Task description -
Go through the entries below and copy each line that holds the word "meta".

[Dataset rows describing interfaces]
********
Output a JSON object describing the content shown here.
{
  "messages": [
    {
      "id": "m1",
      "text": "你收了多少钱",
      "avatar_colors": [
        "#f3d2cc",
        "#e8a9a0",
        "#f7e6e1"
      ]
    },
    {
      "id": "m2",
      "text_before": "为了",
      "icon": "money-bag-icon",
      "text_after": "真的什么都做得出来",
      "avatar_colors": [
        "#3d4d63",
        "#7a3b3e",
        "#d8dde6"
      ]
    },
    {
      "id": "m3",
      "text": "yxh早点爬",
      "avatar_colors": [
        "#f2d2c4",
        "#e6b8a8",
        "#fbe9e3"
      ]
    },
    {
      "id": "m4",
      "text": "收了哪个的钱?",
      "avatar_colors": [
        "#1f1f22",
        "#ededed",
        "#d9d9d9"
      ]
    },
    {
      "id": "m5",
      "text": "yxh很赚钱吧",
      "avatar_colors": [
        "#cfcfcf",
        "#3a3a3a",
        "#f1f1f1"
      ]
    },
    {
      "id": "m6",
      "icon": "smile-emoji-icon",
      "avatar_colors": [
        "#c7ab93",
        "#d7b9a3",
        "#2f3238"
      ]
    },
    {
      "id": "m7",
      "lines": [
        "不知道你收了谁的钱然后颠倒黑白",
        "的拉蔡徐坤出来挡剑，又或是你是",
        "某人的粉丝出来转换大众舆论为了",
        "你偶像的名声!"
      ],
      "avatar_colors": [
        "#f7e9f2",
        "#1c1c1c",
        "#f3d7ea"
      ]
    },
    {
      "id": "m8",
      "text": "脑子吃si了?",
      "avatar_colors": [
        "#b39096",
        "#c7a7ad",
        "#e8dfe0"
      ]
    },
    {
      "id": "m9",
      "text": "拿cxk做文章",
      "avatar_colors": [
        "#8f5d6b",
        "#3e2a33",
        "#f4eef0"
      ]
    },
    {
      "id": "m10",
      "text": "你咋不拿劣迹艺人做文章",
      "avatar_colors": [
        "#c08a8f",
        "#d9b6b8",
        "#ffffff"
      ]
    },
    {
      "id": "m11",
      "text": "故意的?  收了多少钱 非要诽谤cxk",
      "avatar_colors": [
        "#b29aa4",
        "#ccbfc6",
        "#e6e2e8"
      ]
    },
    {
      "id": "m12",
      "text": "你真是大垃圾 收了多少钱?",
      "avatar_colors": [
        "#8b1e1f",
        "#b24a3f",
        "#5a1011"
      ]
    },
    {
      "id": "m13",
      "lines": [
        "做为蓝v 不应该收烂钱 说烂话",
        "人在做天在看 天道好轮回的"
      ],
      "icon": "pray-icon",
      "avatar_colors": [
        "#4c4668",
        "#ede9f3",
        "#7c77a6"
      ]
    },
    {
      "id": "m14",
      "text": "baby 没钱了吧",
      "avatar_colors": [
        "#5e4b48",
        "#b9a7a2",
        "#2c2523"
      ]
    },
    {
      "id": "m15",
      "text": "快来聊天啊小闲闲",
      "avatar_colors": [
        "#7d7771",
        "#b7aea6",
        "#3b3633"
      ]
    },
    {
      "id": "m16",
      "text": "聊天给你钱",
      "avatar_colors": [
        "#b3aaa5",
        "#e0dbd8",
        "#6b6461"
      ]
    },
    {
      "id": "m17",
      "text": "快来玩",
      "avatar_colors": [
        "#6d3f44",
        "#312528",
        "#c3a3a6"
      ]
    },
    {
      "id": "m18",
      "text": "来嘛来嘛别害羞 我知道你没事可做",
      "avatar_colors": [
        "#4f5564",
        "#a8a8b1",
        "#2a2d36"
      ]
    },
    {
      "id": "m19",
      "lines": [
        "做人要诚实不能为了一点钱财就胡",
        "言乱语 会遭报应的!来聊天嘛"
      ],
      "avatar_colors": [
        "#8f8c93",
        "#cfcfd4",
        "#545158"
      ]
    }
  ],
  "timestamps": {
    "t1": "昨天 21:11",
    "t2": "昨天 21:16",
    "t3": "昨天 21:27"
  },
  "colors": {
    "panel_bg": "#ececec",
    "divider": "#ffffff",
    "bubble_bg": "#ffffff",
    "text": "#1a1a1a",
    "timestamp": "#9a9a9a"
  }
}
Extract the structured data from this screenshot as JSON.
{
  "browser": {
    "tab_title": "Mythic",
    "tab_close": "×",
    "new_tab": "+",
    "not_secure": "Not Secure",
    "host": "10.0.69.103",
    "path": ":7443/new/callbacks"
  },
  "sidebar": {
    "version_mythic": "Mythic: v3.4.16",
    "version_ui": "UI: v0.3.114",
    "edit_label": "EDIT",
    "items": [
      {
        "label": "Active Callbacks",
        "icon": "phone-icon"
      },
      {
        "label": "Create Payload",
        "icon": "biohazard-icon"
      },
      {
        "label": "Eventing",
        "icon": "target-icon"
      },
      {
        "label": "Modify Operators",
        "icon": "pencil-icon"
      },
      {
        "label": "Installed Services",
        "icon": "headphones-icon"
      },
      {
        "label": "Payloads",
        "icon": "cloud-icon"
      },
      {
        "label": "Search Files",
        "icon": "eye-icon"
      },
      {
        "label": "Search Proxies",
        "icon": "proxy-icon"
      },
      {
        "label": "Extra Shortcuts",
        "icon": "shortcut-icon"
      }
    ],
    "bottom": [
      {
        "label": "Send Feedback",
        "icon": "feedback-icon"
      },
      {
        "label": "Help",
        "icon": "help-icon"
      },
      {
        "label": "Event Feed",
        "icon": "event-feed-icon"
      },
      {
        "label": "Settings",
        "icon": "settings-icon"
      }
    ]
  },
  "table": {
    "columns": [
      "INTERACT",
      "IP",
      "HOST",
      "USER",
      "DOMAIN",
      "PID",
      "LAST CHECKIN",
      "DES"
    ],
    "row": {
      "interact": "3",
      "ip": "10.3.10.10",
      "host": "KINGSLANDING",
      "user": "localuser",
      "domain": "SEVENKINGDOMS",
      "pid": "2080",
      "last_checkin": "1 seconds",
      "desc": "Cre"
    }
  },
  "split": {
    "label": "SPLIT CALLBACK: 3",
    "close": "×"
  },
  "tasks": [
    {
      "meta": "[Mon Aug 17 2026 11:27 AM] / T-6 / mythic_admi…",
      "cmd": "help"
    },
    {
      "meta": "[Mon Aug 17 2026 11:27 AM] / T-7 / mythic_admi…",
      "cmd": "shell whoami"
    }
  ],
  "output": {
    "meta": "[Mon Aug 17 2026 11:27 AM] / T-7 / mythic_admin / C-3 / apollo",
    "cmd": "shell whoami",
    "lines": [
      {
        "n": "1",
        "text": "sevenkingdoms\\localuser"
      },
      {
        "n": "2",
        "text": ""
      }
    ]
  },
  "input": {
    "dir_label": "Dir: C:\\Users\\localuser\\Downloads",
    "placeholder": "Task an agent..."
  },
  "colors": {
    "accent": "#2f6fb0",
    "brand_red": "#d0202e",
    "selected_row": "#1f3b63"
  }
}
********
Response to this task -
      "meta": "[Mon Aug 17 2026 11:27 AM] / T-6 / mythic_admi…",
      "meta": "[Mon Aug 17 2026 11:27 AM] / T-7 / mythic_admi…",
    "meta": "[Mon Aug 17 2026 11:27 AM] / T-7 / mythic_admin / C-3 / apollo",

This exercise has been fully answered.